A lottery is a game in which tokens are distributed or sold and the winning token or tokens are drawn at random for prizes. Lotteries are also used to select juries and other groups by a process of chance. Historically, lotteries have been popular ways to raise money for public projects. However, they are often controversial because of the perceived social problems associated with them.
Lotteries have long been a popular way to raise money for public works, and they’re even more popular in times of economic stress. They are seen as a “painless” alternative to tax increases and cuts in public services. The public also seems to enjoy the idea that they could win big and improve their lives through the lottery, which is why many people buy tickets despite knowing the odds of winning are slim.
One of the reasons for the popularity of lotteries is that they don’t discriminate based on age, race, religion, gender, or political affiliation. People of all backgrounds and income levels can play, and their current financial status does not affect their chances of winning. This fact is reflected in the large number of minorities who participate in the lottery. However, the lottery does have a hidden dark side that most players are not aware of.
Buying lottery tickets can lead to addiction and even bankruptcy. According to a study published by the American Journal of Gambling, people who buy lottery tickets are at a higher risk for gambling addiction than those who don’t purchase them. In addition, those who do buy tickets are more likely to spend more than they win, which can cause them to lose a substantial amount of money within a short period of time.
In order to help you overcome your addiction, there are a few steps that you can take. First, you need to recognize that there is a problem. Once you do, you can start to take steps to get help. Second, you should stop buying lottery tickets. Instead, use the money that you would have spent on a ticket to save for emergencies or to pay off credit card debt. This will help you get rid of the addictive behavior and prevent you from wasting money on a lottery ticket in the future.
Lotteries are an ancient form of gambling and have been in operation for centuries. They were once popular in the United States and helped to fund many government projects, including building the British Museum and repairing bridges. Benjamin Franklin sponsored a lottery to raise funds for cannons to defend Philadelphia during the American Revolution, and Thomas Jefferson sought permission to hold his own private lottery to reduce his crushing debts.
In modern lotteries, the numbers are selected by computer from a pool of possible combinations.
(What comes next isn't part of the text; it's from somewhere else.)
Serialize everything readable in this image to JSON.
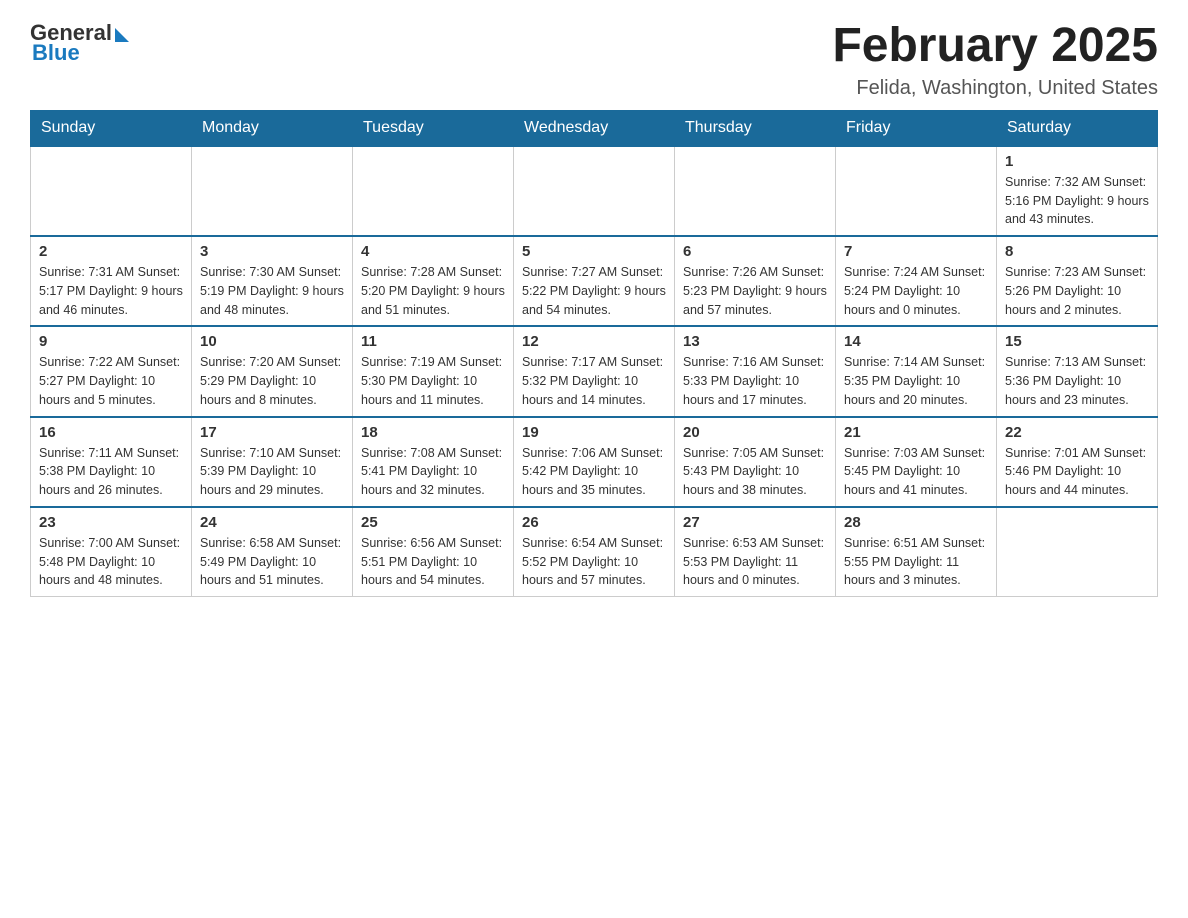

You can increase your chances of winning by selecting all of the numbers in a particular group. For example, you should avoid numbers that end with the same digits. Moreover, you can try to find a pattern in the winning numbers by studying past results. You can also experiment with scratch-off tickets to see if there is a repeating number or sequence.